Start of RECORDS FOR THIS EXERCISE

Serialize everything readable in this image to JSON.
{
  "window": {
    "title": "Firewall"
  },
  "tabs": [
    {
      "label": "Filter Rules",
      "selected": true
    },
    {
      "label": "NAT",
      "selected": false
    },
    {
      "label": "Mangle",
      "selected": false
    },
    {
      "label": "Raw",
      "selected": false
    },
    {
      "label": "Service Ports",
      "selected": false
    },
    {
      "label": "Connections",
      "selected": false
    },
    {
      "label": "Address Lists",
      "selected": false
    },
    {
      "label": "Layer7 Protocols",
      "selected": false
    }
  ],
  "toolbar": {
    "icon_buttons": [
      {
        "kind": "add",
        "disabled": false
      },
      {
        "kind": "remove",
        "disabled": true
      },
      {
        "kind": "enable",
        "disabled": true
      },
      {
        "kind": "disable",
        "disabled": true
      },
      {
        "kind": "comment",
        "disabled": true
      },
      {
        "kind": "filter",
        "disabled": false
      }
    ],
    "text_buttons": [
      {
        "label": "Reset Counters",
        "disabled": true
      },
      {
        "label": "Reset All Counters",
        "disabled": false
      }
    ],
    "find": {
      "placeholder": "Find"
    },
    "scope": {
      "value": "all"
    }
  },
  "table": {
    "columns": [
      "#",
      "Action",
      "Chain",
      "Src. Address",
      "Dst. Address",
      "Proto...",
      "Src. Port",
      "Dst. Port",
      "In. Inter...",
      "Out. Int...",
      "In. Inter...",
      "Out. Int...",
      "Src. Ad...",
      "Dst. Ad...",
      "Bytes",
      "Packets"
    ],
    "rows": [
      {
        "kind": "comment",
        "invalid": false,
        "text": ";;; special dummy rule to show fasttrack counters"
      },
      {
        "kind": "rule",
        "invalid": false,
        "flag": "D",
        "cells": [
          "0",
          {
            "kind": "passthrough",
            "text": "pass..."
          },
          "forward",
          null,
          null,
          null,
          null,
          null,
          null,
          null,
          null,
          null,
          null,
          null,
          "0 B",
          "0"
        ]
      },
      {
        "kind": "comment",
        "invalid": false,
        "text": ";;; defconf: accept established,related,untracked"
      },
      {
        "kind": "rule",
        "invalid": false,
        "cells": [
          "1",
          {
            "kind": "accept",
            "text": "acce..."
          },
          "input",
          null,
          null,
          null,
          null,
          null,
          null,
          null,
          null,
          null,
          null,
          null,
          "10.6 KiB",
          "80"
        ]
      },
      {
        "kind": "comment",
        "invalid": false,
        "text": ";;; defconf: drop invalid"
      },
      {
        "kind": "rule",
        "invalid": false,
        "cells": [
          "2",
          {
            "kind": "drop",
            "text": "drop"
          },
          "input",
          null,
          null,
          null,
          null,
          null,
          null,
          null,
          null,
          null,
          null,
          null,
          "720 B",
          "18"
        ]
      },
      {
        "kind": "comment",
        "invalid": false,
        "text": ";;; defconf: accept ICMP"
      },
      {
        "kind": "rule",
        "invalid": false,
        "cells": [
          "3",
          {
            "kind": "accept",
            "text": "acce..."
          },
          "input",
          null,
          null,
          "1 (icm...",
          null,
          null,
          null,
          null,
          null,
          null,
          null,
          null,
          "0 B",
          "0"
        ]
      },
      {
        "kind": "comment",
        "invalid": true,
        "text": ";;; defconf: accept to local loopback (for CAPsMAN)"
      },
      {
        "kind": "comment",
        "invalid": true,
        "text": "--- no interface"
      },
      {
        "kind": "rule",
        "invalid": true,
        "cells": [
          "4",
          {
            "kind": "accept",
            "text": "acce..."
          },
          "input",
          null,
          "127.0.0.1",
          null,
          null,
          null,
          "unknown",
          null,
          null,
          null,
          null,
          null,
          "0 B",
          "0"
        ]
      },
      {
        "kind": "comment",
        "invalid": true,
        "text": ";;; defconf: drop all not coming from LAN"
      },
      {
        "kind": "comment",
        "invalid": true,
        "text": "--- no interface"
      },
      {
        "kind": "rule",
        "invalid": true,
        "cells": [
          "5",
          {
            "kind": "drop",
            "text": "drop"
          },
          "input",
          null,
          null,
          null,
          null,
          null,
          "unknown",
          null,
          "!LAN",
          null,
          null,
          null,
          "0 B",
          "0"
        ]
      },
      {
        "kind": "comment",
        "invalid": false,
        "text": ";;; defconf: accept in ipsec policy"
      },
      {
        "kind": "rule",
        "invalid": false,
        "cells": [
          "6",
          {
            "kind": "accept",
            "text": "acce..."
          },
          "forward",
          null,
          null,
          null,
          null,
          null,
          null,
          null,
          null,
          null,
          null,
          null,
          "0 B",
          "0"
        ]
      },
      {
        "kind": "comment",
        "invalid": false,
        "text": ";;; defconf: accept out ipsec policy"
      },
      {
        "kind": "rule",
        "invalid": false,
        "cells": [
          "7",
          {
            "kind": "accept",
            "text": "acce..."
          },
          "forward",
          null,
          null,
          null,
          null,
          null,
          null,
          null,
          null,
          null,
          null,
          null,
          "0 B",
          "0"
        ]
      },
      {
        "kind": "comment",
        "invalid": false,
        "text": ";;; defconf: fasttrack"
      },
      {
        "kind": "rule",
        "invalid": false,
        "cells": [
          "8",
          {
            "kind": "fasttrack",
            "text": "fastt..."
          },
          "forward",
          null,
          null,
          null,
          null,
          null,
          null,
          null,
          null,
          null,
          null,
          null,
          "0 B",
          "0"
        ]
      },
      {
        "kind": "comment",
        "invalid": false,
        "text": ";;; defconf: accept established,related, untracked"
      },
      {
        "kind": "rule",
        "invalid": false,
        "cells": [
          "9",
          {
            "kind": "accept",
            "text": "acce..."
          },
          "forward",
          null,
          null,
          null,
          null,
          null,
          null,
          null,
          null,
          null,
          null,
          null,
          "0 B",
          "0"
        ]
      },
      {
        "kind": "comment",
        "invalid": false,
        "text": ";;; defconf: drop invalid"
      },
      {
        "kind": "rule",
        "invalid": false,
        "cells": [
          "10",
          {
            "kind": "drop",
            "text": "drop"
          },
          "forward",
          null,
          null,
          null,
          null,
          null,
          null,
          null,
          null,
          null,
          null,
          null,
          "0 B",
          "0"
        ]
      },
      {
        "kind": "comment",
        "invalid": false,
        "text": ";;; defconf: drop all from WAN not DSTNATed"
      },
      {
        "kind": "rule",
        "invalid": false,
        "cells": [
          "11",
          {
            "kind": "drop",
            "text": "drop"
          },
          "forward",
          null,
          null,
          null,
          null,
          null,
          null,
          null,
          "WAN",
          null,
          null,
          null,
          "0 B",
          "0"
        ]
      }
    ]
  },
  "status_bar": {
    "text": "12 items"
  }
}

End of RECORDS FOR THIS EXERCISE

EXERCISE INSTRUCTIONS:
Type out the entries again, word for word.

PROBLEM SOLUTION:
Serialize everything readable in this image to JSON.
{
  "window": {
    "title": "Firewall"
  },
  "tabs": [
    {
      "label": "Filter Rules",
      "selected": true
    },
    {
      "label": "NAT",
      "selected": false
    },
    {
      "label": "Mangle",
      "selected": false
    },
    {
      "label": "Raw",
      "selected": false
    },
    {
      "label": "Service Ports",
      "selected": false
    },
    {
      "label": "Connections",
      "selected": false
    },
    {
      "label": "Address Lists",
      "selected": false
    },
    {
      "label": "Layer7 Protocols",
      "selected": false
    }
  ],
  "toolbar": {
    "icon_buttons": [
      {
        "kind": "add",
        "disabled": false
      },
      {
        "kind": "remove",
        "disabled": true
      },
      {
        "kind": "enable",
        "disabled": true
      },
      {
        "kind": "disable",
        "disabled": true
      },
      {
        "kind": "comment",
        "disabled": true
      },
      {
        "kind": "filter",
        "disabled": false
      }
    ],
    "text_buttons": [
      {
        "label": "Reset Counters",
        "disabled": true
      },
      {
        "label": "Reset All Counters",
        "disabled": false
      }
    ],
    "find": {
      "placeholder": "Find"
    },
    "scope": {
      "value": "all"
    }
  },
  "table": {
    "columns": [
      "#",
      "Action",
      "Chain",
      "Src. Address",
      "Dst. Address",
      "Proto...",
      "Src. Port",
      "Dst. Port",
      "In. Inter...",
      "Out. Int...",
      "In. Inter...",
      "Out. Int...",
      "Src. Ad...",
      "Dst. Ad...",
      "Bytes",
      "Packets"
    ],
    "rows": [
      {
        "kind": "comment",
        "invalid": false,
        "text": ";;; special dummy rule to show fasttrack counters"
      },
      {
        "kind": "rule",
        "invalid": false,
        "flag": "D",
        "cells": [
          "0",
          {
            "kind": "passthrough",
            "text": "pass..."
          },
          "forward",
          null,
          null,
          null,
          null,
          null,
          null,
          null,
          null,
          null,
          null,
          null,
          "0 B",
          "0"
        ]
      },
      {
        "kind": "comment",
        "invalid": false,
        "text": ";;; defconf: accept established,related,untracked"
      },
      {
        "kind": "rule",
        "invalid": false,
        "cells": [
          "1",
          {
            "kind": "accept",
            "text": "acce..."
          },
          "input",
          null,
          null,
          null,
          null,
          null,
          null,
          null,
          null,
          null,
          null,
          null,
          "10.6 KiB",
          "80"
        ]
      },
      {
        "kind": "comment",
        "invalid": false,
        "text": ";;; defconf: drop invalid"
      },
      {
        "kind": "rule",
        "invalid": false,
        "cells": [
          "2",
          {
            "kind": "drop",
            "text": "drop"
          },
          "input",
          null,
          null,
          null,
          null,
          null,
          null,
          null,
          null,
          null,
          null,
          null,
          "720 B",
          "18"
        ]
      },
      {
        "kind": "comment",
        "invalid": false,
        "text": ";;; defconf: accept ICMP"
      },
      {
        "kind": "rule",
        "invalid": false,
        "cells": [
          "3",
          {
            "kind": "accept",
            "text": "acce..."
          },
          "input",
          null,
          null,
          "1 (icm...",
          null,
          null,
          null,
          null,
          null,
          null,
          null,
          null,
          "0 B",
          "0"
        ]
      },
      {
        "kind": "comment",
        "invalid": true,
        "text": ";;; defconf: accept to local loopback (for CAPsMAN)"
      },
      {
        "kind": "comment",
        "invalid": true,
        "text": "--- no interface"
      },
      {
        "kind": "rule",
        "invalid": true,
        "cells": [
          "4",
          {
            "kind": "accept",
            "text": "acce..."
          },
          "input",
          null,
          "127.0.0.1",
          null,
          null,
          null,
          "unknown",
          null,
          null,
          null,
          null,
          null,
          "0 B",
          "0"
        ]
      },
      {
        "kind": "comment",
        "invalid": true,
        "text": ";;; defconf: drop all not coming from LAN"
      },
      {
        "kind": "comment",
        "invalid": true,
        "text": "--- no interface"
      },
      {
        "kind": "rule",
        "invalid": true,
        "cells": [
          "5",
          {
            "kind": "drop",
            "text": "drop"
          },
          "input",
          null,
          null,
          null,
          null,
          null,
          "unknown",
          null,
          "!LAN",
          null,
          null,
          null,
          "0 B",
          "0"
        ]
      },
      {
        "kind": "comment",
        "invalid": false,
        "text": ";;; defconf: accept in ipsec policy"
      },
      {
        "kind": "rule",
        "invalid": false,
        "cells": [
          "6",
          {
            "kind": "accept",
            "text": "acce..."
          },
          "forward",
          null,
          null,
          null,
          null,
          null,
          null,
          null,
          null,
          null,
          null,
          null,
          "0 B",
          "0"
        ]
      },
      {
        "kind": "comment",
        "invalid": false,
        "text": ";;; defconf: accept out ipsec policy"
      },
      {
        "kind": "rule",
        "invalid": false,
        "cells": [
          "7",
          {
            "kind": "accept",
            "text": "acce..."
          },
          "forward",
          null,
          null,
          null,
          null,
          null,
          null,
          null,
          null,
          null,
          null,
          null,
          "0 B",
          "0"
        ]
      },
      {
        "kind": "comment",
        "invalid": false,
        "text": ";;; defconf: fasttrack"
      },
      {
        "kind": "rule",
        "invalid": false,
        "cells": [
          "8",
          {
            "kind": "fasttrack",
            "text": "fastt..."
          },
          "forward",
          null,
          null,
          null,
          null,
          null,
          null,
          null,
          null,
          null,
          null,
          null,
          "0 B",
          "0"
        ]
      },
      {
        "kind": "comment",
        "invalid": false,
        "text": ";;; defconf: accept established,related, untracked"
      },
      {
        "kind": "rule",
        "invalid": false,
        "cells": [
          "9",
          {
            "kind": "accept",
            "text": "acce..."
          },
          "forward",
          null,
          null,
          null,
          null,
          null,
          null,
          null,
          null,
          null,
          null,
          null,
          "0 B",
          "0"
        ]
      },
      {
        "kind": "comment",
        "invalid": false,
        "text": ";;; defconf: drop invalid"
      },
      {
        "kind": "rule",
        "invalid": false,
        "cells": [
          "10",
          {
            "kind": "drop",
            "text": "drop"
          },
          "forward",
          null,
          null,
          null,
          null,
          null,
          null,
          null,
          null,
          null,
          null,
          null,
          "0 B",
          "0"
        ]
      },
      {
        "kind": "comment",
        "invalid": false,
        "text": ";;; defconf: drop all from WAN not DSTNATed"
      },
      {
        "kind": "rule",
        "invalid": false,
        "cells": [
          "11",
          {
            "kind": "drop",
            "text": "drop"
          },
          "forward",
          null,
          null,
          null,
          null,
          null,
          null,
          null,
          "WAN",
          null,
          null,
          null,
          "0 B",
          "0"
        ]
      }
    ]
  },
  "status_bar": {
    "text": "12 items"
  }
}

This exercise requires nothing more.